- _Entries supplied_:
= Beginning of Section =

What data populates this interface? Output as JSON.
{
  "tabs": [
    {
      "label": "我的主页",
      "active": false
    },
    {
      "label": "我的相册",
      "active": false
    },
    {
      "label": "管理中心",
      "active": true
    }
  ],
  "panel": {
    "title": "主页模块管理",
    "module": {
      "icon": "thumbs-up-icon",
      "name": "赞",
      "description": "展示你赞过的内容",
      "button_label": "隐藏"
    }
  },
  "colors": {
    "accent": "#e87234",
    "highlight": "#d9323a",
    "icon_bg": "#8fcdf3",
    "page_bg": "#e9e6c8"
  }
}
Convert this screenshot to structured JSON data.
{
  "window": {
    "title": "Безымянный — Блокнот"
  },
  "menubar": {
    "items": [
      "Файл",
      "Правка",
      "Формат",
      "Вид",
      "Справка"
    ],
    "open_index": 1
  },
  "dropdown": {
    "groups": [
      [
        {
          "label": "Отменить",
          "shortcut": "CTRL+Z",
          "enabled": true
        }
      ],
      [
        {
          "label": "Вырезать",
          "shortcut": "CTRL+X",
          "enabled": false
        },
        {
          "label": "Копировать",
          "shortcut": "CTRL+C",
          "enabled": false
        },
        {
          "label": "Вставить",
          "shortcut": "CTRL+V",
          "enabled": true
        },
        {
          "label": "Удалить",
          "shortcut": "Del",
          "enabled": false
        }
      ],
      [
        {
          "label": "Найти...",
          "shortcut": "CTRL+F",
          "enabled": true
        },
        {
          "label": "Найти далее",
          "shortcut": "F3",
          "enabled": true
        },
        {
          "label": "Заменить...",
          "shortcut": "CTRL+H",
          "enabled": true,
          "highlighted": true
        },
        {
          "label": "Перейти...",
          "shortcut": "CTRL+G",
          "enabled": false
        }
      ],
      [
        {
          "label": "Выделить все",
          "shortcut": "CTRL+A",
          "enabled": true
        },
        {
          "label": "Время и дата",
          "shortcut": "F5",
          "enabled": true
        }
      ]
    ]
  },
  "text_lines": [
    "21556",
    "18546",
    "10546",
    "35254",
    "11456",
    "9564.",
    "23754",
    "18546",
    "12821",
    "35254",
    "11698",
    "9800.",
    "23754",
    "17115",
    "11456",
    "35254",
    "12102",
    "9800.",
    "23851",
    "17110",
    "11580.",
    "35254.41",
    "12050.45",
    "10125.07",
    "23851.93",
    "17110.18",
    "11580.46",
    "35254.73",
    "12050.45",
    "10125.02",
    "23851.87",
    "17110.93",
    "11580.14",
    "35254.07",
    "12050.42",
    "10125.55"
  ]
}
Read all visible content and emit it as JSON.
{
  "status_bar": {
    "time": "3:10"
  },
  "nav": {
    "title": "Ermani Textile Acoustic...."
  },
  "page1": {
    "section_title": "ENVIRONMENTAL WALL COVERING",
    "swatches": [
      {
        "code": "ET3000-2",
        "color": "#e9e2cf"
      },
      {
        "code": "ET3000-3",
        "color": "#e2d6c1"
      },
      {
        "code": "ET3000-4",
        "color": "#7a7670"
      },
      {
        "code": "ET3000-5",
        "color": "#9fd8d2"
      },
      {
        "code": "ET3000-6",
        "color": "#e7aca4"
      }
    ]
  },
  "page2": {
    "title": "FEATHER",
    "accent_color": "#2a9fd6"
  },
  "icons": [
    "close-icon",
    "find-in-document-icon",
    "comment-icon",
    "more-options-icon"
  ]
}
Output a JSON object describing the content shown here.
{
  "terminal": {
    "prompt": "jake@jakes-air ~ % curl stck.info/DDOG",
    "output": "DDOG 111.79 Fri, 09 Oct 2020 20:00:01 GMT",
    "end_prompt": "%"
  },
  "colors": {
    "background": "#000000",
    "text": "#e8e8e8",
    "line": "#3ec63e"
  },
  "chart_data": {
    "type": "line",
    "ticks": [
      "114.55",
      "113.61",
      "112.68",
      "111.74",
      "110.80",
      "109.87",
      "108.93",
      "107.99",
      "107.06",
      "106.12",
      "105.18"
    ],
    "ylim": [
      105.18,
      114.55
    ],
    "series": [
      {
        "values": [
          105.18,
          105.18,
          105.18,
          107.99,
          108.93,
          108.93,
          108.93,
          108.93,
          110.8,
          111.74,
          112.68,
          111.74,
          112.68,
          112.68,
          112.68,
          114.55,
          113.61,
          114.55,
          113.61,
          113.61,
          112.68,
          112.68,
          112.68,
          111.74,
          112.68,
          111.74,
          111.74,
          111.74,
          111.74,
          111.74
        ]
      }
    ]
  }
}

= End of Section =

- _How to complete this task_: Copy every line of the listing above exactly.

- _Answer box_:
What data populates this interface? Output as JSON.
{
  "tabs": [
    {
      "label": "我的主页",
      "active": false
    },
    {
      "label": "我的相册",
      "active": false
    },
    {
      "label": "管理中心",
      "active": true
    }
  ],
  "panel": {
    "title": "主页模块管理",
    "module": {
      "icon": "thumbs-up-icon",
      "name": "赞",
      "description": "展示你赞过的内容",
      "button_label": "隐藏"
    }
  },
  "colors": {
    "accent": "#e87234",
    "highlight": "#d9323a",
    "icon_bg": "#8fcdf3",
    "page_bg": "#e9e6c8"
  }
}
Convert this screenshot to structured JSON data.
{
  "window": {
    "title": "Безымянный — Блокнот"
  },
  "menubar": {
    "items": [
      "Файл",
      "Правка",
      "Формат",
      "Вид",
      "Справка"
    ],
    "open_index": 1
  },
  "dropdown": {
    "groups": [
      [
        {
          "label": "Отменить",
          "shortcut": "CTRL+Z",
          "enabled": true
        }
      ],
      [
        {
          "label": "Вырезать",
          "shortcut": "CTRL+X",
          "enabled": false
        },
        {
          "label": "Копировать",
          "shortcut": "CTRL+C",
          "enabled": false
        },
        {
          "label": "Вставить",
          "shortcut": "CTRL+V",
          "enabled": true
        },
        {
          "label": "Удалить",
          "shortcut": "Del",
          "enabled": false
        }
      ],
      [
        {
          "label": "Найти...",
          "shortcut": "CTRL+F",
          "enabled": true
        },
        {
          "label": "Найти далее",
          "shortcut": "F3",
          "enabled": true
        },
        {
          "label": "Заменить...",
          "shortcut": "CTRL+H",
          "enabled": true,
          "highlighted": true
        },
        {
          "label": "Перейти...",
          "shortcut": "CTRL+G",
          "enabled": false
        }
      ],
      [
        {
          "label": "Выделить все",
          "shortcut": "CTRL+A",
          "enabled": true
        },
        {
          "label": "Время и дата",
          "shortcut": "F5",
          "enabled": true
        }
      ]
    ]
  },
  "text_lines": [
    "21556",
    "18546",
    "10546",
    "35254",
    "11456",
    "9564.",
    "23754",
    "18546",
    "12821",
    "35254",
    "11698",
    "9800.",
    "23754",
    "17115",
    "11456",
    "35254",
    "12102",
    "9800.",
    "23851",
    "17110",
    "11580.",
    "35254.41",
    "12050.45",
    "10125.07",
    "23851.93",
    "17110.18",
    "11580.46",
    "35254.73",
    "12050.45",
    "10125.02",
    "23851.87",
    "17110.93",
    "11580.14",
    "35254.07",
    "12050.42",
    "10125.55"
  ]
}
Read all visible content and emit it as JSON.
{
  "status_bar": {
    "time": "3:10"
  },
  "nav": {
    "title": "Ermani Textile Acoustic...."
  },
  "page1": {
    "section_title": "ENVIRONMENTAL WALL COVERING",
    "swatches": [
      {
        "code": "ET3000-2",
        "color": "#e9e2cf"
      },
      {
        "code": "ET3000-3",
        "color": "#e2d6c1"
      },
      {
        "code": "ET3000-4",
        "color": "#7a7670"
      },
      {
        "code": "ET3000-5",
        "color": "#9fd8d2"
      },
      {
        "code": "ET3000-6",
        "color": "#e7aca4"
      }
    ]
  },
  "page2": {
    "title": "FEATHER",
    "accent_color": "#2a9fd6"
  },
  "icons": [
    "close-icon",
    "find-in-document-icon",
    "comment-icon",
    "more-options-icon"
  ]
}
Output a JSON object describing the content shown here.
{
  "terminal": {
    "prompt": "jake@jakes-air ~ % curl stck.info/DDOG",
    "output": "DDOG 111.79 Fri, 09 Oct 2020 20:00:01 GMT",
    "end_prompt": "%"
  },
  "colors": {
    "background": "#000000",
    "text": "#e8e8e8",
    "line": "#3ec63e"
  },
  "chart_data": {
    "type": "line",
    "ticks": [
      "114.55",
      "113.61",
      "112.68",
      "111.74",
      "110.80",
      "109.87",
      "108.93",
      "107.99",
      "107.06",
      "106.12",
      "105.18"
    ],
    "ylim": [
      105.18,
      114.55
    ],
    "series": [
      {
        "values": [
          105.18,
          105.18,
          105.18,
          107.99,
          108.93,
          108.93,
          108.93,
          108.93,
          110.8,
          111.74,
          112.68,
          111.74,
          112.68,
          112.68,
          112.68,
          114.55,
          113.61,
          114.55,
          113.61,
          113.61,
          112.68,
          112.68,
          112.68,
          111.74,
          112.68,
          111.74,
          111.74,
          111.74,
          111.74,
          111.74
        ]
      }
    ]
  }
}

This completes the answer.